- [Instructions for the task]
Quote the whole listing word for word. Do not include the pictures.
=====
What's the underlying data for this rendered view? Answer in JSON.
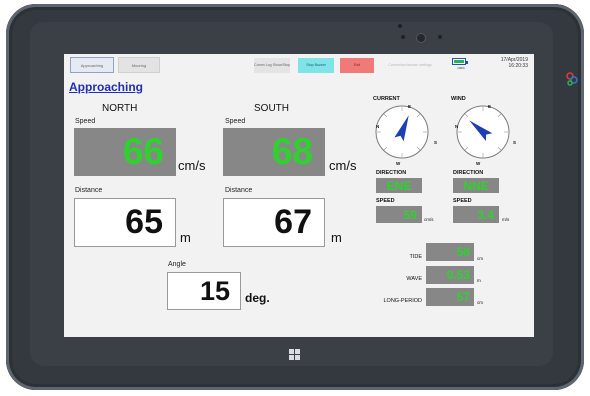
{
  "toolbar": {
    "tab_approaching": "Approaching",
    "tab_mooring": "Mooring",
    "comm_log_label": "Comm Log Show/Stop",
    "stop_buzzer_label": "Stop Buzzer",
    "exit_label": "Exit",
    "disabled_label": "Connection/stream settings",
    "battery_label": "100%",
    "date": "17/Apr/2019",
    "time": "16:20:33"
  },
  "page_title": "Approaching",
  "north": {
    "title": "NORTH",
    "speed_label": "Speed",
    "speed_value": "66",
    "speed_unit": "cm/s",
    "distance_label": "Distance",
    "distance_value": "65",
    "distance_unit": "m"
  },
  "south": {
    "title": "SOUTH",
    "speed_label": "Speed",
    "speed_value": "68",
    "speed_unit": "cm/s",
    "distance_label": "Distance",
    "distance_value": "67",
    "distance_unit": "m"
  },
  "angle": {
    "label": "Angle",
    "value": "15",
    "unit": "deg."
  },
  "current": {
    "title": "CURRENT",
    "direction_label": "DIRECTION",
    "direction_value": "ENE",
    "speed_label": "SPEED",
    "speed_value": "59",
    "speed_unit": "cm/s",
    "heading_deg": 22
  },
  "wind": {
    "title": "WIND",
    "direction_label": "DIRECTION",
    "direction_value": "NNE",
    "speed_label": "SPEED",
    "speed_value": "3.4",
    "speed_unit": "m/s",
    "heading_deg": -50
  },
  "compass_letters": {
    "n": "N",
    "e": "E",
    "s": "S",
    "w": "W"
  },
  "tide": {
    "label": "TIDE",
    "value": "58",
    "unit": "cm"
  },
  "wave": {
    "label": "WAVE",
    "value": "0.53",
    "unit": "m"
  },
  "long_period": {
    "label": "LONG-PERIOD",
    "value": "57",
    "unit": "cm"
  },
  "colors": {
    "accent_title": "#1f2fb0",
    "value_green": "#2fd12f",
    "box_gray": "#878787",
    "stop_buzzer": "#7fe3e8",
    "exit": "#f07a78",
    "compass_needle": "#1d3fb5"
  },
  "icons": {
    "windows_key": "windows-logo-icon",
    "battery": "battery-icon"
  }
}
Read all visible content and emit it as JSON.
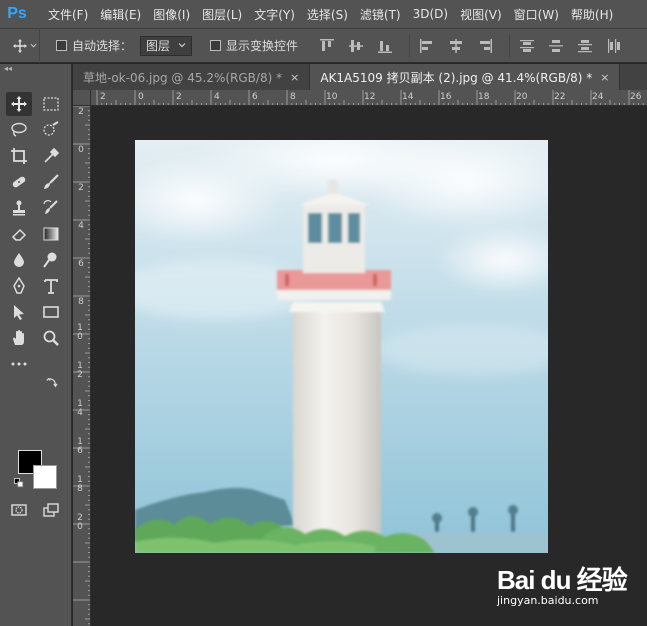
{
  "app": {
    "logo": "Ps"
  },
  "menu": [
    "文件(F)",
    "编辑(E)",
    "图像(I)",
    "图层(L)",
    "文字(Y)",
    "选择(S)",
    "滤镜(T)",
    "3D(D)",
    "视图(V)",
    "窗口(W)",
    "帮助(H)"
  ],
  "options": {
    "auto_select_label": "自动选择：",
    "auto_select_target": "图层",
    "show_transform_label": "显示变换控件"
  },
  "tabs": [
    {
      "label": "草地-ok-06.jpg @ 45.2%(RGB/8) *",
      "close": "×",
      "active": false
    },
    {
      "label": "AK1A5109 拷贝副本 (2).jpg @ 41.4%(RGB/8) *",
      "close": "×",
      "active": true
    }
  ],
  "ruler_top_labels": [
    "2",
    "0",
    "2",
    "4",
    "6",
    "8",
    "10",
    "12",
    "14",
    "16",
    "18",
    "20",
    "22",
    "24",
    "26"
  ],
  "ruler_left_labels": [
    "2",
    "0",
    "2",
    "4",
    "6",
    "8",
    "10",
    "12",
    "14",
    "16",
    "18",
    "20"
  ],
  "colors": {
    "foreground": "#000000",
    "background": "#ffffff",
    "accent": "#31a8ff"
  },
  "toolbar_collapse": "◂◂",
  "watermark": {
    "logo": "Bai du 经验",
    "url": "jingyan.baidu.com"
  }
}
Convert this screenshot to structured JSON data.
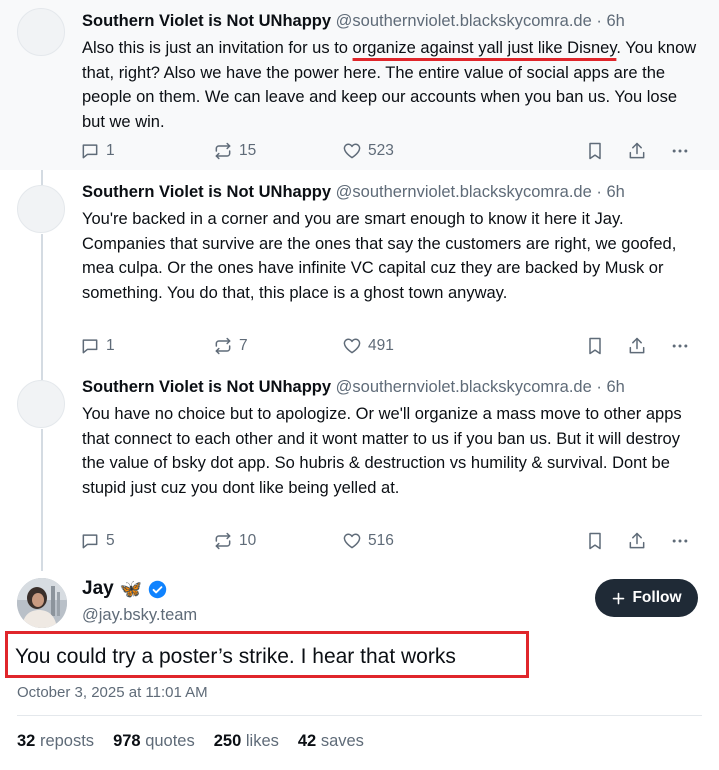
{
  "replies": [
    {
      "author": "Southern Violet is Not UNhappy",
      "handle": "@southernviolet.blackskycomra.de",
      "time": "· 6h",
      "text_before": "Also this is just an invitation for us to ",
      "text_underlined": "organize against yall just like Disney",
      "text_after": ". You know that, right? Also we have the power here. The entire value of social apps are the people on them. We can leave and keep our accounts when you ban us. You lose but we win.",
      "replies_count": "1",
      "reposts_count": "15",
      "likes_count": "523"
    },
    {
      "author": "Southern Violet is Not UNhappy",
      "handle": "@southernviolet.blackskycomra.de",
      "time": "· 6h",
      "text": "You're backed in a corner and you are smart enough to know it here it Jay. Companies that survive are the ones that say the customers are right, we goofed, mea culpa. Or the ones have infinite VC capital cuz they are backed by Musk or something. You do that, this place is a ghost town anyway.",
      "replies_count": "1",
      "reposts_count": "7",
      "likes_count": "491"
    },
    {
      "author": "Southern Violet is Not UNhappy",
      "handle": "@southernviolet.blackskycomra.de",
      "time": "· 6h",
      "text": "You have no choice but to apologize. Or we'll organize a mass move to other apps that connect to each other and it wont matter to us if you ban us. But it will destroy the value of bsky dot app. So hubris & destruction vs humility & survival. Dont be stupid just cuz you dont like being yelled at.",
      "replies_count": "5",
      "reposts_count": "10",
      "likes_count": "516"
    }
  ],
  "main_post": {
    "author": "Jay",
    "emoji": "🦋",
    "handle": "@jay.bsky.team",
    "follow_label": "Follow",
    "text": "You could try a poster’s strike. I hear that works",
    "date": "October 3, 2025 at 11:01 AM",
    "stats": {
      "reposts_value": "32",
      "reposts_label": "reposts",
      "quotes_value": "978",
      "quotes_label": "quotes",
      "likes_value": "250",
      "likes_label": "likes",
      "saves_value": "42",
      "saves_label": "saves"
    }
  },
  "colors": {
    "highlight_red": "#e0262b",
    "follow_button": "#1f2a36",
    "verified_blue": "#1083fe",
    "muted_text": "#5f6b78"
  },
  "icons": [
    "reply-icon",
    "repost-icon",
    "like-icon",
    "bookmark-icon",
    "share-icon",
    "more-icon",
    "verified-badge-icon",
    "plus-icon"
  ]
}
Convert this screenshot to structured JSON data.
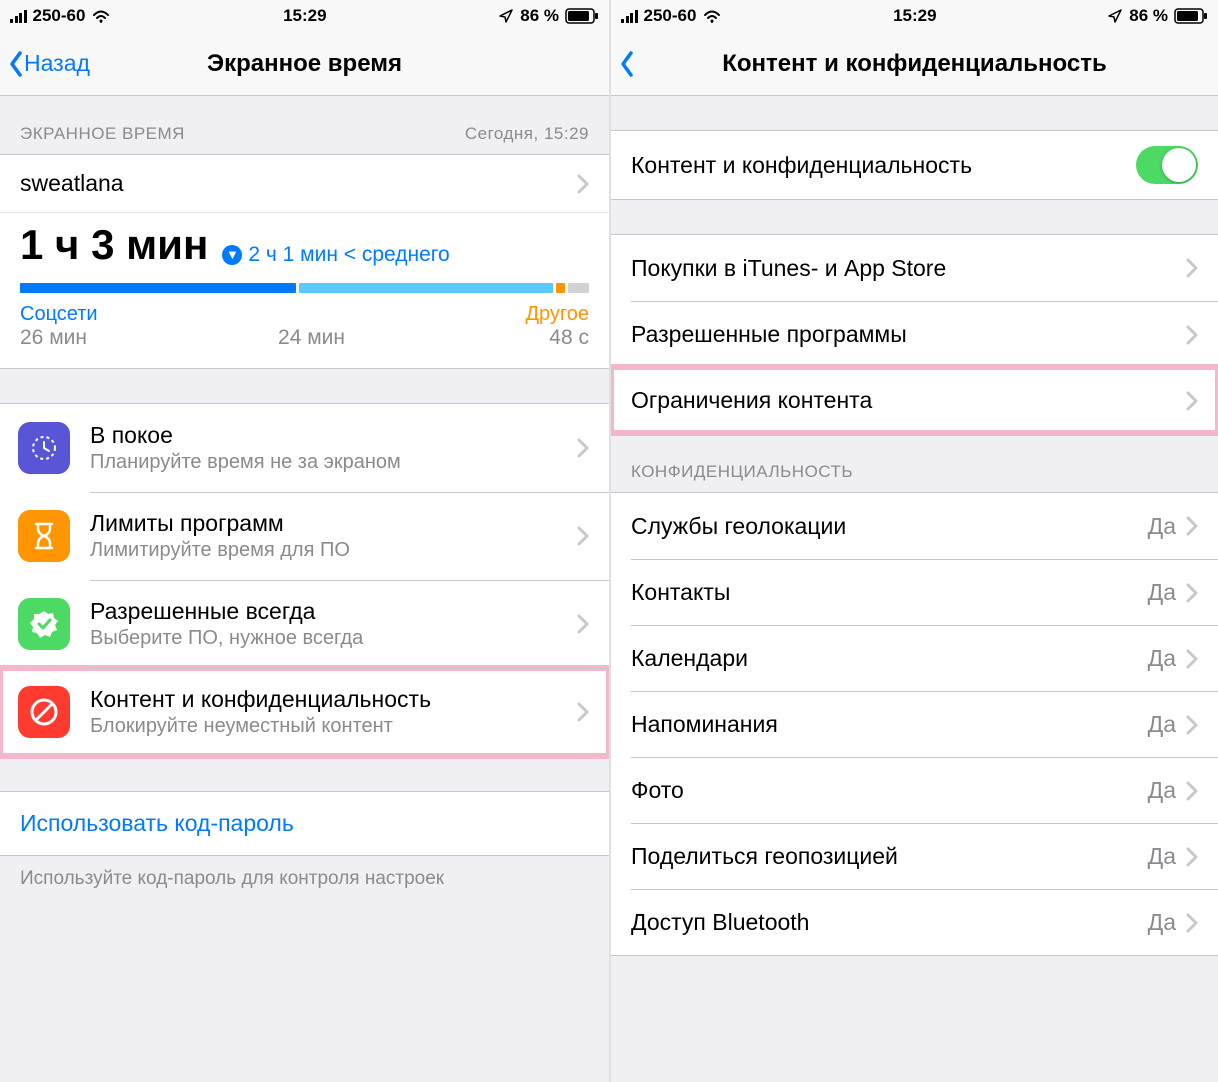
{
  "status": {
    "carrier": "250-60",
    "time": "15:29",
    "battery_pct": "86 %"
  },
  "left": {
    "back_label": "Назад",
    "title": "Экранное время",
    "section_header": "ЭКРАННОЕ ВРЕМЯ",
    "section_time": "Сегодня, 15:29",
    "username": "sweatlana",
    "total_time": "1 ч 3 мин",
    "compare_text": "2 ч 1 мин < среднего",
    "cat1_label": "Соцсети",
    "cat1_time": "26 мин",
    "cat2_time": "24 мин",
    "cat3_label": "Другое",
    "cat3_time": "48 с",
    "menu": [
      {
        "title": "В покое",
        "sub": "Планируйте время не за экраном",
        "color": "#5856d6"
      },
      {
        "title": "Лимиты программ",
        "sub": "Лимитируйте время для ПО",
        "color": "#ff9500"
      },
      {
        "title": "Разрешенные всегда",
        "sub": "Выберите ПО, нужное всегда",
        "color": "#4cd964"
      },
      {
        "title": "Контент и конфиденциальность",
        "sub": "Блокируйте неуместный контент",
        "color": "#ff3b30"
      }
    ],
    "passcode_link": "Использовать код-пароль",
    "footer": "Используйте код-пароль для контроля настроек"
  },
  "right": {
    "title": "Контент и конфиденциальность",
    "toggle_label": "Контент и конфиденциальность",
    "group1": [
      "Покупки в iTunes- и App Store",
      "Разрешенные программы",
      "Ограничения контента"
    ],
    "privacy_header": "КОНФИДЕНЦИАЛЬНОСТЬ",
    "privacy_items": [
      {
        "label": "Службы геолокации",
        "value": "Да"
      },
      {
        "label": "Контакты",
        "value": "Да"
      },
      {
        "label": "Календари",
        "value": "Да"
      },
      {
        "label": "Напоминания",
        "value": "Да"
      },
      {
        "label": "Фото",
        "value": "Да"
      },
      {
        "label": "Поделиться геопозицией",
        "value": "Да"
      },
      {
        "label": "Доступ Bluetooth",
        "value": "Да"
      }
    ]
  }
}
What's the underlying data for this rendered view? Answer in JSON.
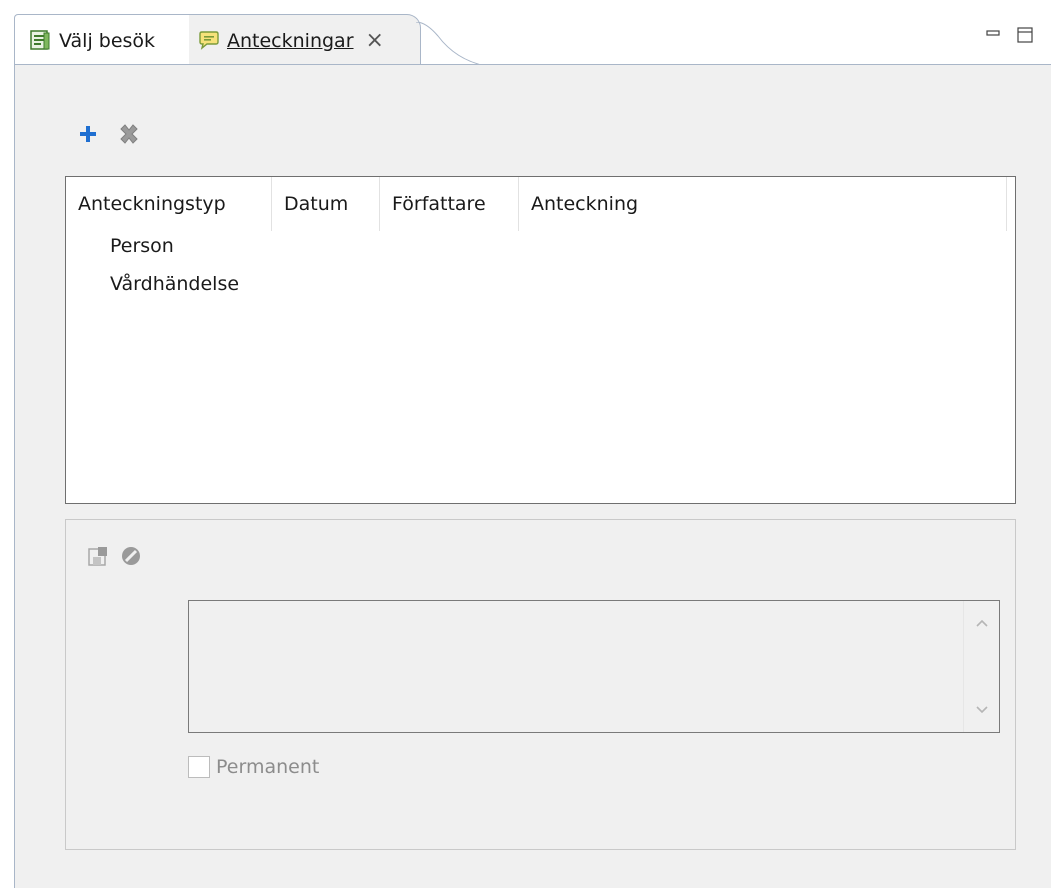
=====
- [Task answer]
What's the underlying data for this rendered view? Answer in JSON.
{
  "toolbar": {
    "tab_approaching": "Approaching",
    "tab_mooring": "Mooring",
    "comm_log_label": "Comm Log Show/Stop",
    "stop_buzzer_label": "Stop Buzzer",
    "exit_label": "Exit",
    "disabled_label": "Connection/stream settings",
    "battery_label": "100%",
    "date": "17/Apr/2019",
    "time": "16:20:33"
  },
  "page_title": "Approaching",
  "north": {
    "title": "NORTH",
    "speed_label": "Speed",
    "speed_value": "66",
    "speed_unit": "cm/s",
    "distance_label": "Distance",
    "distance_value": "65",
    "distance_unit": "m"
  },
  "south": {
    "title": "SOUTH",
    "speed_label": "Speed",
    "speed_value": "68",
    "speed_unit": "cm/s",
    "distance_label": "Distance",
    "distance_value": "67",
    "distance_unit": "m"
  },
  "angle": {
    "label": "Angle",
    "value": "15",
    "unit": "deg."
  },
  "current": {
    "title": "CURRENT",
    "direction_label": "DIRECTION",
    "direction_value": "ENE",
    "speed_label": "SPEED",
    "speed_value": "59",
    "speed_unit": "cm/s",
    "heading_deg": 22
  },
  "wind": {
    "title": "WIND",
    "direction_label": "DIRECTION",
    "direction_value": "NNE",
    "speed_label": "SPEED",
    "speed_value": "3.4",
    "speed_unit": "m/s",
    "heading_deg": -50
  },
  "compass_letters": {
    "n": "N",
    "e": "E",
    "s": "S",
    "w": "W"
  },
  "tide": {
    "label": "TIDE",
    "value": "58",
    "unit": "cm"
  },
  "wave": {
    "label": "WAVE",
    "value": "0.53",
    "unit": "m"
  },
  "long_period": {
    "label": "LONG-PERIOD",
    "value": "57",
    "unit": "cm"
  },
  "colors": {
    "accent_title": "#1f2fb0",
    "value_green": "#2fd12f",
    "box_gray": "#878787",
    "stop_buzzer": "#7fe3e8",
    "exit": "#f07a78",
    "compass_needle": "#1d3fb5"
  },
  "icons": {
    "windows_key": "windows-logo-icon",
    "battery": "battery-icon"
  }
}
Read all visible content and emit it as JSON.
{
  "app": {
    "logo": "Ps"
  },
  "menu": [
    "文件(F)",
    "编辑(E)",
    "图像(I)",
    "图层(L)",
    "文字(Y)",
    "选择(S)",
    "滤镜(T)",
    "3D(D)",
    "视图(V)",
    "窗口(W)",
    "帮助(H)"
  ],
  "options": {
    "auto_select_label": "自动选择：",
    "auto_select_target": "图层",
    "show_transform_label": "显示变换控件"
  },
  "tabs": [
    {
      "label": "草地-ok-06.jpg @ 45.2%(RGB/8) *",
      "close": "×",
      "active": false
    },
    {
      "label": "AK1A5109 拷贝副本 (2).jpg @ 41.4%(RGB/8) *",
      "close": "×",
      "active": true
    }
  ],
  "ruler_top_labels": [
    "2",
    "0",
    "2",
    "4",
    "6",
    "8",
    "10",
    "12",
    "14",
    "16",
    "18",
    "20",
    "22",
    "24",
    "26"
  ],
  "ruler_left_labels": [
    "2",
    "0",
    "2",
    "4",
    "6",
    "8",
    "10",
    "12",
    "14",
    "16",
    "18",
    "20"
  ],
  "colors": {
    "foreground": "#000000",
    "background": "#ffffff",
    "accent": "#31a8ff"
  },
  "toolbar_collapse": "◂◂",
  "watermark": {
    "logo": "Bai du 经验",
    "url": "jingyan.baidu.com"
  }
}
Convert this screenshot to structured JSON data.
{
  "replies": [
    {
      "author": "Southern Violet is Not UNhappy",
      "handle": "@southernviolet.blackskycomra.de",
      "time": "· 6h",
      "text_before": "Also this is just an invitation for us to ",
      "text_underlined": "organize against yall just like Disney",
      "text_after": ". You know that, right? Also we have the power here. The entire value of social apps are the people on them. We can leave and keep our accounts when you ban us. You lose but we win.",
      "replies_count": "1",
      "reposts_count": "15",
      "likes_count": "523"
    },
    {
      "author": "Southern Violet is Not UNhappy",
      "handle": "@southernviolet.blackskycomra.de",
      "time": "· 6h",
      "text": "You're backed in a corner and you are smart enough to know it here it Jay. Companies that survive are the ones that say the customers are right, we goofed, mea culpa. Or the ones have infinite VC capital cuz they are backed by Musk or something. You do that, this place is a ghost town anyway.",
      "replies_count": "1",
      "reposts_count": "7",
      "likes_count": "491"
    },
    {
      "author": "Southern Violet is Not UNhappy",
      "handle": "@southernviolet.blackskycomra.de",
      "time": "· 6h",
      "text": "You have no choice but to apologize. Or we'll organize a mass move to other apps that connect to each other and it wont matter to us if you ban us. But it will destroy the value of bsky dot app. So hubris & destruction vs humility & survival. Dont be stupid just cuz you dont like being yelled at.",
      "replies_count": "5",
      "reposts_count": "10",
      "likes_count": "516"
    }
  ],
  "main_post": {
    "author": "Jay",
    "emoji": "🦋",
    "handle": "@jay.bsky.team",
    "follow_label": "Follow",
    "text": "You could try a poster’s strike. I hear that works",
    "date": "October 3, 2025 at 11:01 AM",
    "stats": {
      "reposts_value": "32",
      "reposts_label": "reposts",
      "quotes_value": "978",
      "quotes_label": "quotes",
      "likes_value": "250",
      "likes_label": "likes",
      "saves_value": "42",
      "saves_label": "saves"
    }
  },
  "colors": {
    "highlight_red": "#e0262b",
    "follow_button": "#1f2a36",
    "verified_blue": "#1083fe",
    "muted_text": "#5f6b78"
  },
  "icons": [
    "reply-icon",
    "repost-icon",
    "like-icon",
    "bookmark-icon",
    "share-icon",
    "more-icon",
    "verified-badge-icon",
    "plus-icon"
  ]
}
Convert this screenshot to structured JSON data.
{
  "status": {
    "carrier": "250-60",
    "time": "15:29",
    "battery_pct": "86 %"
  },
  "left": {
    "back_label": "Назад",
    "title": "Экранное время",
    "section_header": "ЭКРАННОЕ ВРЕМЯ",
    "section_time": "Сегодня, 15:29",
    "username": "sweatlana",
    "total_time": "1 ч 3 мин",
    "compare_text": "2 ч 1 мин < среднего",
    "cat1_label": "Соцсети",
    "cat1_time": "26 мин",
    "cat2_time": "24 мин",
    "cat3_label": "Другое",
    "cat3_time": "48 с",
    "menu": [
      {
        "title": "В покое",
        "sub": "Планируйте время не за экраном",
        "color": "#5856d6"
      },
      {
        "title": "Лимиты программ",
        "sub": "Лимитируйте время для ПО",
        "color": "#ff9500"
      },
      {
        "title": "Разрешенные всегда",
        "sub": "Выберите ПО, нужное всегда",
        "color": "#4cd964"
      },
      {
        "title": "Контент и конфиденциальность",
        "sub": "Блокируйте неуместный контент",
        "color": "#ff3b30"
      }
    ],
    "passcode_link": "Использовать код-пароль",
    "footer": "Используйте код-пароль для контроля настроек"
  },
  "right": {
    "title": "Контент и конфиденциальность",
    "toggle_label": "Контент и конфиденциальность",
    "group1": [
      "Покупки в iTunes- и App Store",
      "Разрешенные программы",
      "Ограничения контента"
    ],
    "privacy_header": "КОНФИДЕНЦИАЛЬНОСТЬ",
    "privacy_items": [
      {
        "label": "Службы геолокации",
        "value": "Да"
      },
      {
        "label": "Контакты",
        "value": "Да"
      },
      {
        "label": "Календари",
        "value": "Да"
      },
      {
        "label": "Напоминания",
        "value": "Да"
      },
      {
        "label": "Фото",
        "value": "Да"
      },
      {
        "label": "Поделиться геопозицией",
        "value": "Да"
      },
      {
        "label": "Доступ Bluetooth",
        "value": "Да"
      }
    ]
  }
}
What's the underlying data for this rendered view? Answer in JSON.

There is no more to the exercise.